Webster 1913 Edition
snaca; akin to LG.
snok; of uncertain origin.]
Any species of the order Ophidia; an ophidian; a serpent, whether harmless or venomous. See
☞ Snakes are abundant in all warm countries, and much the larger number are harmless to man.
a large African snake (–
Python Sebae) used by the natives as a fetich.
a common European columbrine snake (–
The secretary bird.–
a worm fence (which see).
any one of several species of neuropterous insects of the genus–
Rhaphidia; – so called because of their large head and elongated neck and prothorax.
a cucurbitaceous plant (–
Trichosanthes anguina) having the fruit shorter and less snakelike than that of the serpent cucumber.
The secretary bird.
The chaparral cock.–
the common club moss (–
Lycopodium clavatum). See
the fruit of a sapindaceous tree (–
Ophiocaryon paradoxum) of Guiana, the embryo of which resembles a snake coiled up.
any one of numerous species of colubrine snakes which habitually live in trees, especially those of the genus
Dendrophisand allied genera.
imp. & p. p.
p. pr. & vb. n.
To drag or draw, as a snake from a hole; – often with out.
To wind round spirally, as a large rope with a smaller, or with cord, the small rope lying in the spaces between the strands of the large one; to worm.
To crawl like a snake.
Webster 1828 Edition
See also: snake
- The sixth of the 12-year cycle of animals which appear in the Chinese zodiac related to the Chinese calendar.
- (video games) An early computer game, later popular on mobile phones, in which the player attempts to manoeuvre a perpetually growing snake so as to collect food items and avoid colliding with walls or the snake's tail.
- (geography) A river in the northwestern United States, tributary to the Columbia.
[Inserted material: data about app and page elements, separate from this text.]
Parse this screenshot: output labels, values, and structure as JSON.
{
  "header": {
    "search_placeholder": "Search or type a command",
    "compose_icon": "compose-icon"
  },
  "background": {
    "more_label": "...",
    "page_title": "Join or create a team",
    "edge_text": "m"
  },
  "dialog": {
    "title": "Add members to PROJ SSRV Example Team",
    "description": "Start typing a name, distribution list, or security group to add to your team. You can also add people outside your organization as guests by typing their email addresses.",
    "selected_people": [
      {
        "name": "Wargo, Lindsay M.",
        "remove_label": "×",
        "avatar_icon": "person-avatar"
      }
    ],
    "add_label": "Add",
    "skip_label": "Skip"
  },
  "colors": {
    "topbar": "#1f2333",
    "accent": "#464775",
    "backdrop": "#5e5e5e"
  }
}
German Low German
From Middle Low German snāke, from Old Saxon *snako, from Proto-Germanic *snakô. More at snake.
Snake m (plural Snaken)
See also: Snake
snake (plural snakes)
- A legless reptile of the sub-order Serpentes with a long, thin body and a fork-shaped tongue.
- 1892, Oscar Wilde, A House of Pomegranates:
- The man writhed like a trampled snake, and a red foam bubbled from his lips.
- A treacherous person.
- 1838, Charles Dickens, Nicholas Nickleby:
- Mrs. Kenwigs was horror-stricken to think that she should ever have nourished in her bosom such a snake, adder, viper, serpent, and base crocodile, as Henrietta Petowker.
- A tool for unclogging plumbing.
- A tool to aid cable pulling.
- (slang) the ****.
- (mathematics) A series of Bézier curves
- (reptile): joe blake, serpent
- (plumbing tool): auger, plumber's snake
- (tool for cable pulling): wirepuller
- (slang: ****): trouser snake
Terms derived from snake (noun)
snake (third-person singular simple present snakes, present participle snaking, simple past and past participle snaked)
- (intransitive) To follow or move in a winding route.
- The path snaked through the forest.
- 1996 September 24, Mark Addinall, “Football fever...”, in aus.personals, Usenet:
- Any Brisbane female interested in snaking down a few beers whilst watching the footy on a big screen?
- The river snakes through the valley.
- (transitive, Australia, slang) To steal slyly.
- He snaked my DVD!
- 2016 April 5, Hyena, “Home made supercharger ?”, in aus.cars, Usenet:
- Although it wouldn't be the first time some one patented an idea that I'd had a year earlier. […] Someone already has :) […] F*CK ME !! Snaked again !
- (transitive) To clean using a plumbing snake.
- (US, informal) To drag or draw, as a snake from a hole; often with out.
- (Can we find and add a quotation of Bartlett to this entry?)
- (nautical) To wind round spirally, as a large rope with a smaller, or with cord, the small rope lying in the spaces between the strands of the large one; to worm.
to move in a winding path